- Opening Delimiter -
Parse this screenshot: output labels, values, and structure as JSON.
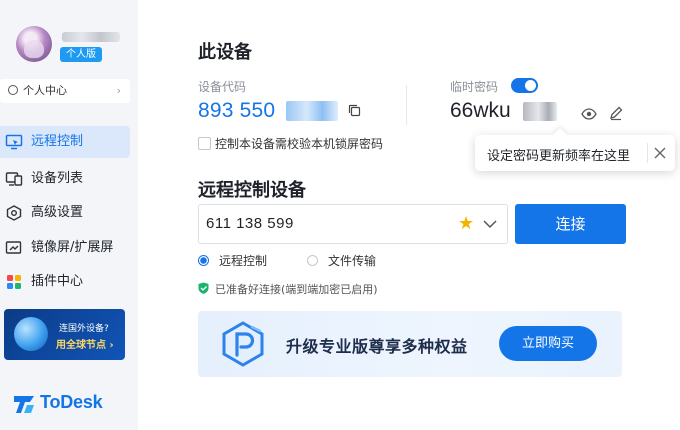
{
  "sidebar": {
    "badge": "个人版",
    "personal_center": {
      "label": "个人中心",
      "chevron": "›"
    },
    "nav": [
      {
        "label": "远程控制",
        "icon": "monitor-icon",
        "active": true
      },
      {
        "label": "设备列表",
        "icon": "devices-icon",
        "active": false
      },
      {
        "label": "高级设置",
        "icon": "hexagon-settings-icon",
        "active": false
      },
      {
        "label": "镜像屏/扩展屏",
        "icon": "mirror-screen-icon",
        "active": false
      },
      {
        "label": "插件中心",
        "icon": "plugins-icon",
        "active": false
      }
    ],
    "promo": {
      "line1": "连国外设备?",
      "line2": "用全球节点 ›"
    },
    "logo": "ToDesk"
  },
  "this_device": {
    "title": "此设备",
    "code_label": "设备代码",
    "code_value": "893 550",
    "temp_password_label": "临时密码",
    "temp_password_enabled": true,
    "temp_password_value": "66wku",
    "lock_check_label": "控制本设备需校验本机锁屏密码",
    "lock_check_checked": false
  },
  "tooltip": {
    "text": "设定密码更新频率在这里"
  },
  "remote": {
    "title": "远程控制设备",
    "input_value": "611 138 599",
    "favorite_glyph": "★",
    "connect_label": "连接",
    "modes": [
      {
        "label": "远程控制",
        "selected": true
      },
      {
        "label": "文件传输",
        "selected": false
      }
    ],
    "status": "已准备好连接(端到端加密已启用)"
  },
  "banner": {
    "text": "升级专业版尊享多种权益",
    "button": "立即购买"
  },
  "colors": {
    "accent": "#1475e8",
    "sidebar_bg": "#f3f5f9",
    "promo_text": "#ffd767",
    "badge": "#1e9af3",
    "status_ok": "#19b36b"
  }
}
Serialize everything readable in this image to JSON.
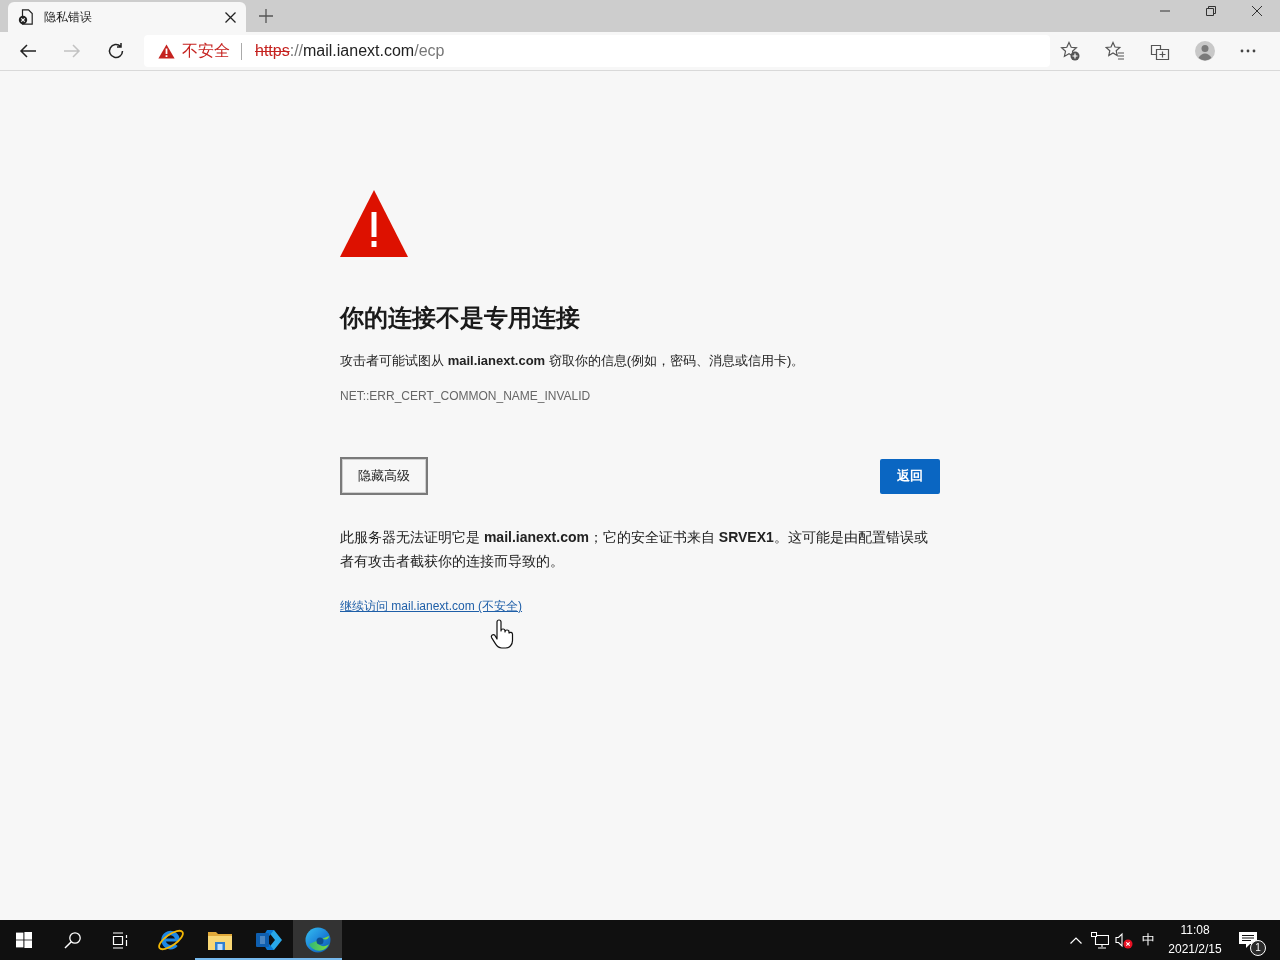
{
  "window": {
    "tab": {
      "title": "隐私错误"
    },
    "controls": [
      {
        "kind": "minimize"
      },
      {
        "kind": "restore"
      },
      {
        "kind": "close"
      }
    ]
  },
  "toolbar": {
    "nav_buttons": [
      {
        "kind": "back",
        "disabled": false
      },
      {
        "kind": "forward",
        "disabled": true
      },
      {
        "kind": "reload",
        "disabled": false
      }
    ],
    "security_label": "不安全",
    "address": {
      "scheme": "https",
      "separator": "://",
      "host": "mail.ianext.com",
      "path": "/ecp"
    },
    "actions": [
      {
        "kind": "add-favorite"
      },
      {
        "kind": "favorites"
      },
      {
        "kind": "collections"
      },
      {
        "kind": "profile"
      },
      {
        "kind": "more"
      }
    ]
  },
  "page": {
    "heading": "你的连接不是专用连接",
    "description": "攻击者可能试图从 **mail.ianext.com** 窃取你的信息(例如，密码、消息或信用卡)。",
    "error_code": "NET::ERR_CERT_COMMON_NAME_INVALID",
    "buttons": [
      {
        "label": "隐藏高级",
        "kind": "secondary"
      },
      {
        "label": "返回",
        "kind": "primary"
      }
    ],
    "details": "此服务器无法证明它是 **mail.ianext.com**；它的安全证书来自 **SRVEX1**。这可能是由配置错误或者有攻击者截获你的连接而导致的。",
    "proceed_link": "继续访问 mail.ianext.com (不安全)"
  },
  "taskbar": {
    "buttons": [
      {
        "kind": "start"
      },
      {
        "kind": "search"
      },
      {
        "kind": "task-view"
      }
    ],
    "apps": [
      {
        "kind": "ie",
        "running": false,
        "selected": false
      },
      {
        "kind": "file-explorer",
        "running": true,
        "selected": false
      },
      {
        "kind": "exchange",
        "running": true,
        "selected": false
      },
      {
        "kind": "edge",
        "running": true,
        "selected": true
      }
    ],
    "tray": {
      "volume_muted": true,
      "ime": "中",
      "time": "11:08",
      "date": "2021/2/15",
      "notification_count": "1"
    }
  }
}
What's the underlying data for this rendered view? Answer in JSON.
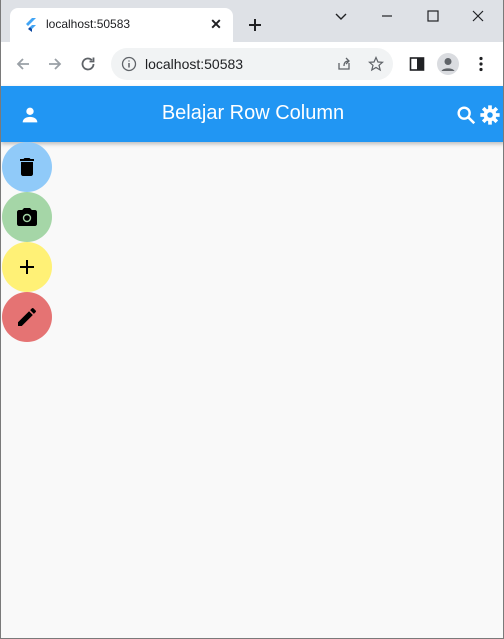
{
  "browser": {
    "tab_title": "localhost:50583",
    "url": "localhost:50583"
  },
  "app": {
    "title": "Belajar Row Column",
    "appbar_color": "#2196f3",
    "leading_icon": "person-icon",
    "actions": [
      "search-icon",
      "settings-icon"
    ]
  },
  "fabs": [
    {
      "icon": "delete-icon",
      "color": "#90caf9"
    },
    {
      "icon": "camera-icon",
      "color": "#a5d6a7"
    },
    {
      "icon": "add-icon",
      "color": "#fff176"
    },
    {
      "icon": "edit-icon",
      "color": "#e57373"
    }
  ]
}
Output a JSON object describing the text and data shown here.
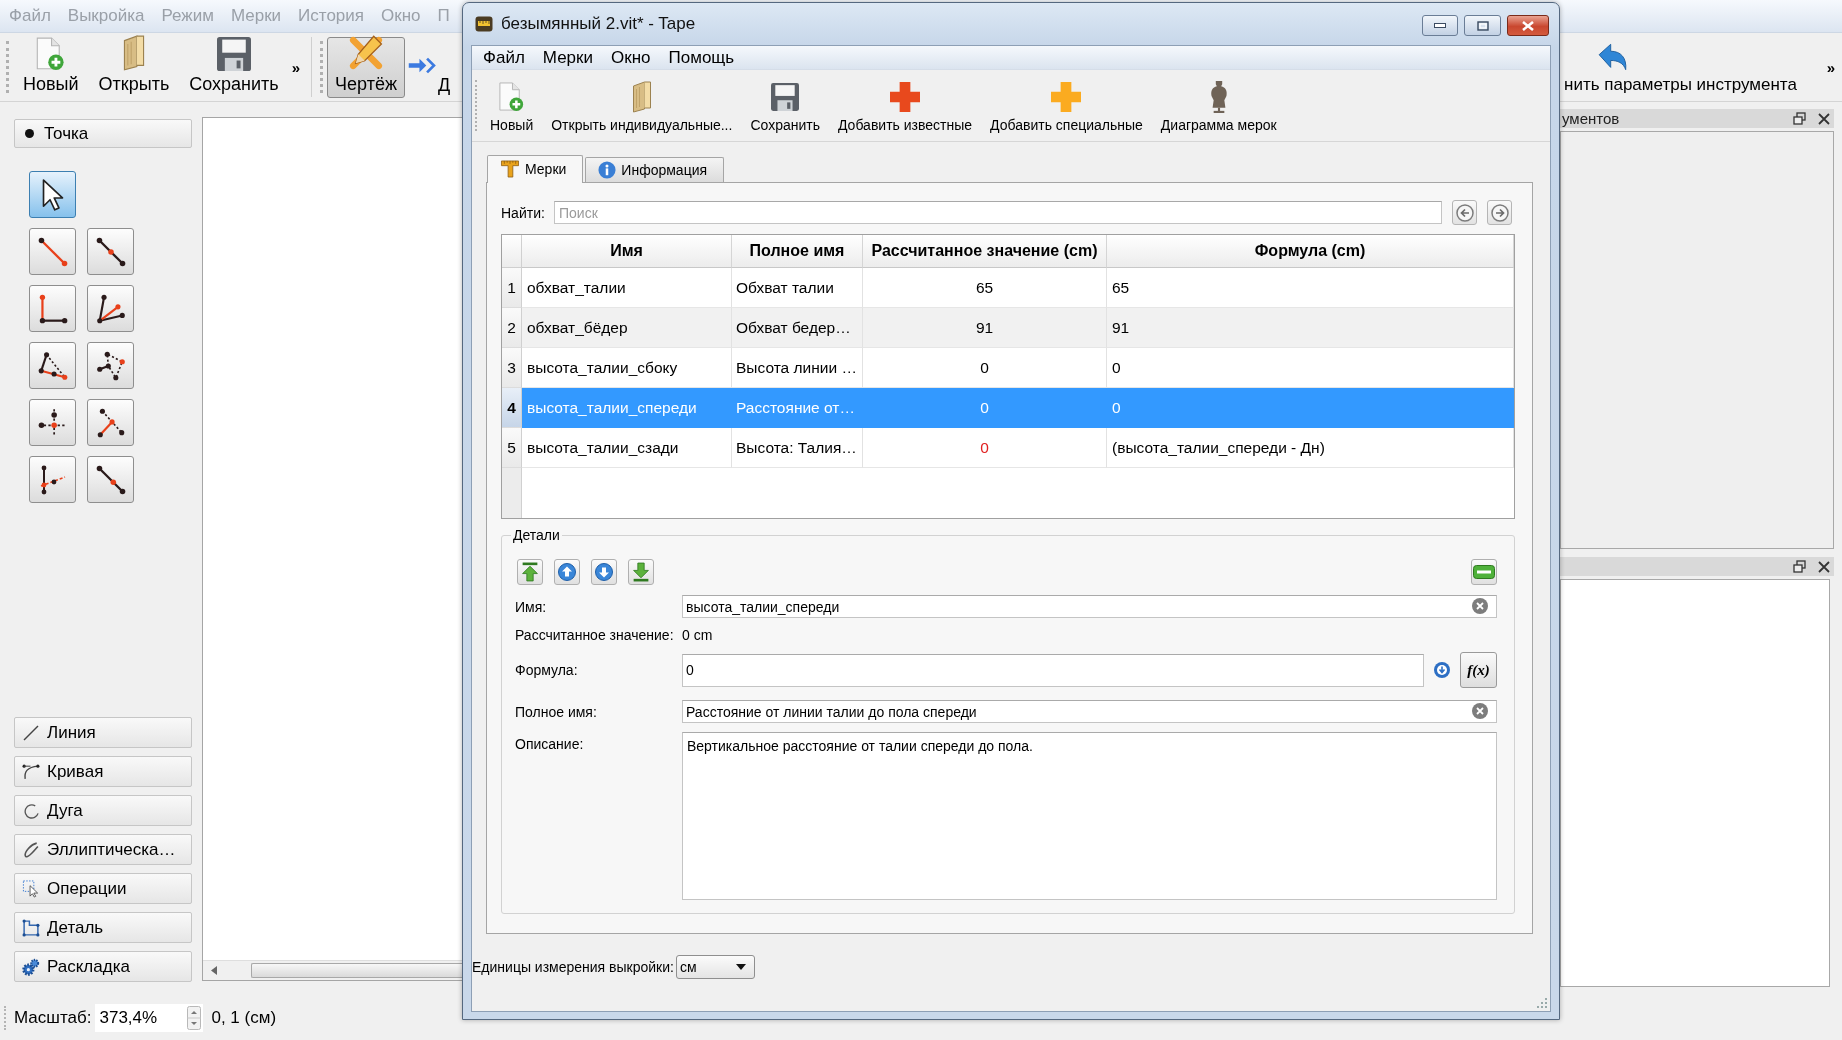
{
  "main_window": {
    "menu_bar": {
      "dimmed": true,
      "items": [
        "Файл",
        "Выкройка",
        "Режим",
        "Мерки",
        "История",
        "Окно",
        "П"
      ]
    },
    "file_toolbar": {
      "buttons": [
        {
          "label": "Новый"
        },
        {
          "label": "Открыть"
        },
        {
          "label": "Сохранить"
        }
      ],
      "overflow": "»"
    },
    "mode_toolbar": {
      "buttons": [
        {
          "label": "Чертёж",
          "checked": true
        },
        {
          "label": "Д",
          "checked": false
        }
      ]
    },
    "tool_toolbar": {
      "label": "нить параметры инструмента",
      "overflow": "»"
    },
    "tools_panel": {
      "header": "Точка",
      "tools": [
        {
          "selected": true
        },
        {
          "selected": false
        },
        {
          "selected": false
        },
        {
          "selected": false
        },
        {
          "selected": false
        },
        {
          "selected": false
        },
        {
          "selected": false
        },
        {
          "selected": false
        },
        {
          "selected": false
        },
        {
          "selected": false
        },
        {
          "selected": false
        }
      ],
      "groups": [
        "Линия",
        "Кривая",
        "Дуга",
        "Эллиптическа…",
        "Операции",
        "Деталь",
        "Раскладка"
      ]
    },
    "tool_options_dock": {
      "title": "ументов"
    },
    "status_bar": {
      "zoom_label": "Масштаб:",
      "zoom_value": "373,4%",
      "coordinates": "0, 1 (см)"
    }
  },
  "tape_window": {
    "title": "безымянный 2.vit* - Tape",
    "menu": [
      "Файл",
      "Мерки",
      "Окно",
      "Помощь"
    ],
    "toolbar": [
      {
        "label": "Новый"
      },
      {
        "label": "Открыть индивидуальные..."
      },
      {
        "label": "Сохранить"
      },
      {
        "label": "Добавить известные"
      },
      {
        "label": "Добавить специальные"
      },
      {
        "label": "Диаграмма мерок"
      }
    ],
    "tabs": [
      {
        "label": "Мерки",
        "selected": true
      },
      {
        "label": "Информация",
        "selected": false
      }
    ],
    "search": {
      "label": "Найти:",
      "placeholder": "Поиск"
    },
    "table": {
      "columns": [
        "Имя",
        "Полное имя",
        "Рассчитанное значение (cm)",
        "Формула (cm)"
      ],
      "rows": [
        {
          "number": "1",
          "name": "обхват_талии",
          "full_name": "Обхват талии",
          "value": "65",
          "formula": "65",
          "selected": false,
          "error": false
        },
        {
          "number": "2",
          "name": "обхват_бёдер",
          "full_name": "Обхват бедер…",
          "value": "91",
          "formula": "91",
          "selected": false,
          "error": false
        },
        {
          "number": "3",
          "name": "высота_талии_сбоку",
          "full_name": "Высота линии …",
          "value": "0",
          "formula": "0",
          "selected": false,
          "error": false
        },
        {
          "number": "4",
          "name": "высота_талии_спереди",
          "full_name": "Расстояние от…",
          "value": "0",
          "formula": "0",
          "selected": true,
          "error": false
        },
        {
          "number": "5",
          "name": "высота_талии_сзади",
          "full_name": "Высота: Талия…",
          "value": "0",
          "formula": "(высота_талии_спереди - Дн)",
          "selected": false,
          "error": true
        }
      ]
    },
    "details": {
      "title": "Детали",
      "name_label": "Имя:",
      "name": "высота_талии_спереди",
      "value_label": "Рассчитанное значение:",
      "value": "0 cm",
      "formula_label": "Формула:",
      "formula": "0",
      "function_button": "f(x)",
      "full_name_label": "Полное имя:",
      "full_name": "Расстояние от линии талии до пола спереди",
      "description_label": "Описание:",
      "description": "Вертикальное расстояние от талии спереди до пола."
    },
    "units": {
      "label": "Единицы измерения выкройки:",
      "value": "см"
    }
  }
}
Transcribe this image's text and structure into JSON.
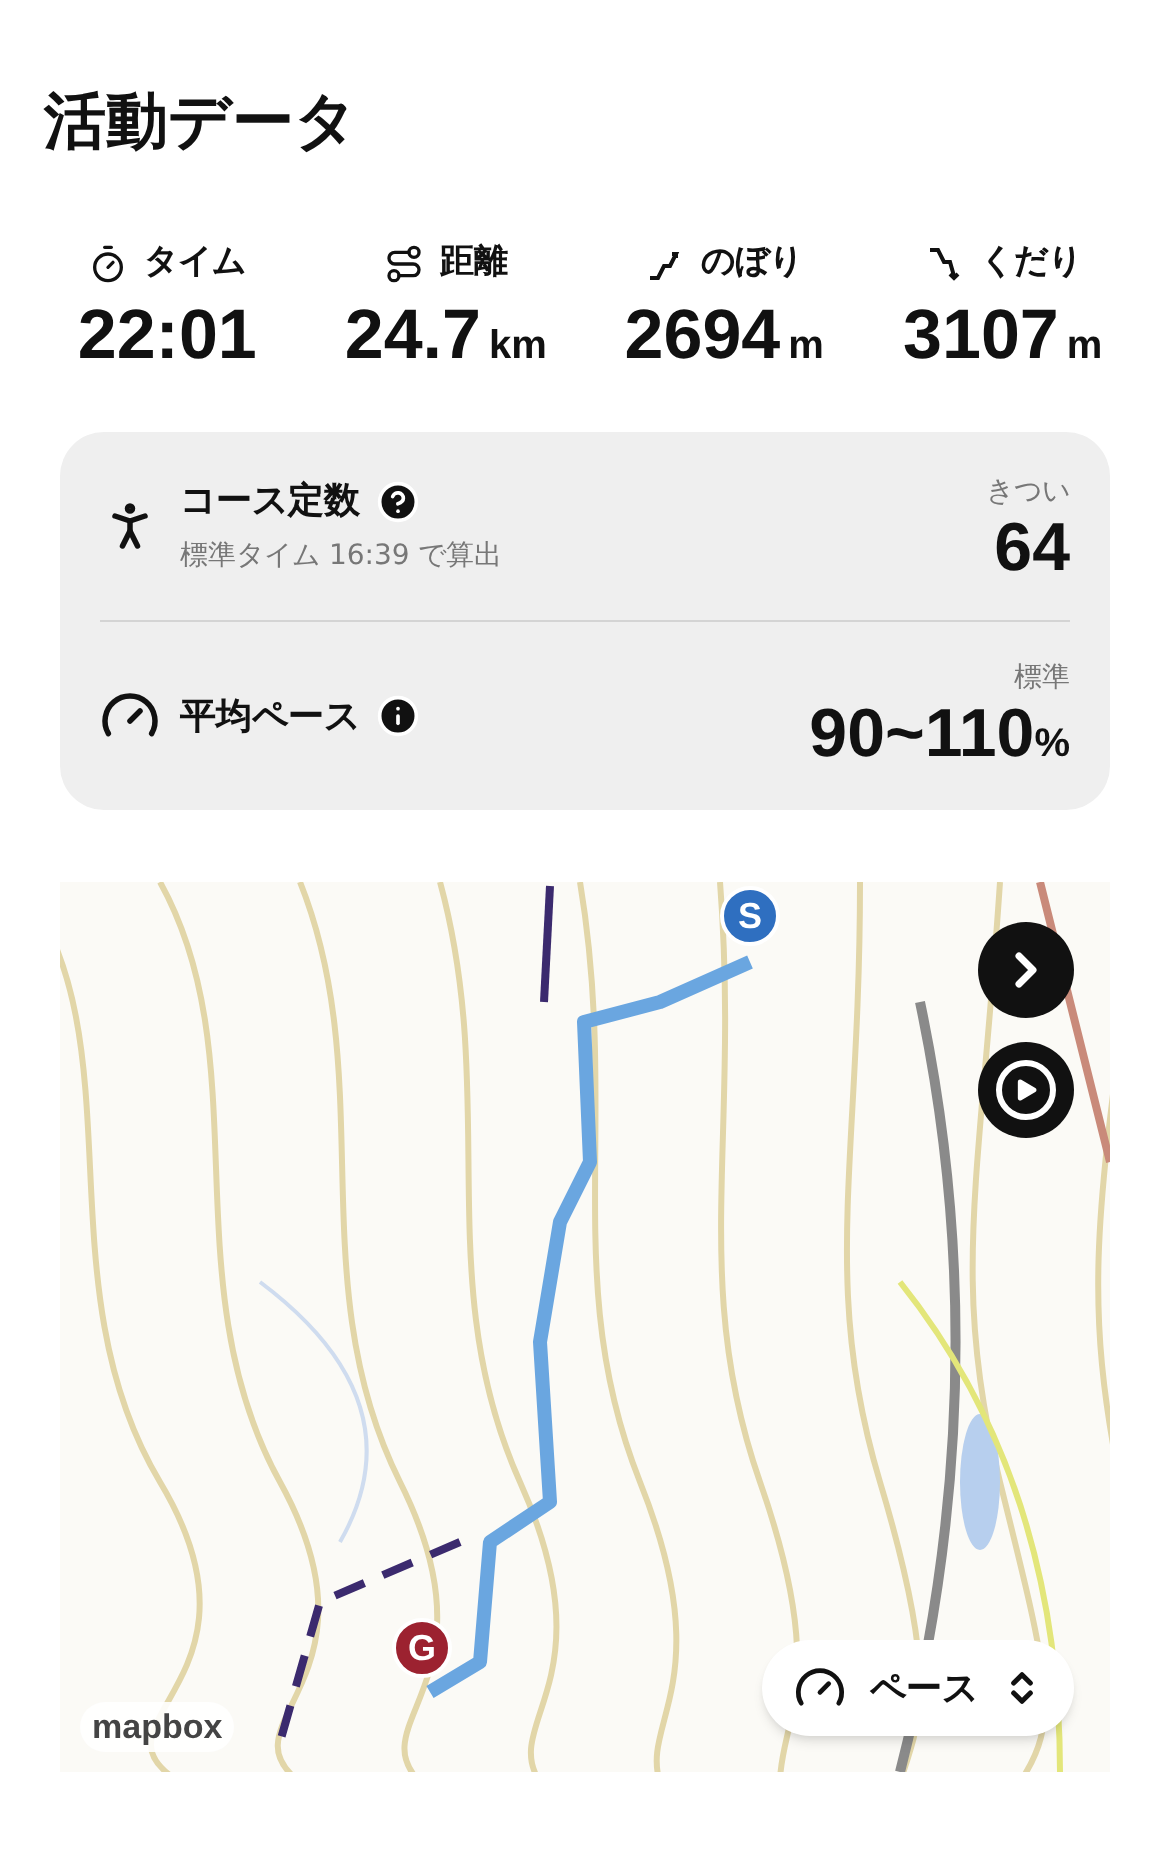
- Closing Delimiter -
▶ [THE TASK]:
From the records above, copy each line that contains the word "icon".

▶ [SOLUTION FOR THIS EXERCISE]:
        "icon": "monitor-icon",
        "icon": "devices-icon",
        "icon": "hexagon-settings-icon",
        "icon": "mirror-screen-icon",
        "icon": "plugins-icon",
    "leading_icon": "person-icon",
      "search-icon",
      "settings-icon"
      "icon": "delete-icon",
      "icon": "camera-icon",
      "icon": "add-icon",
      "icon": "edit-icon",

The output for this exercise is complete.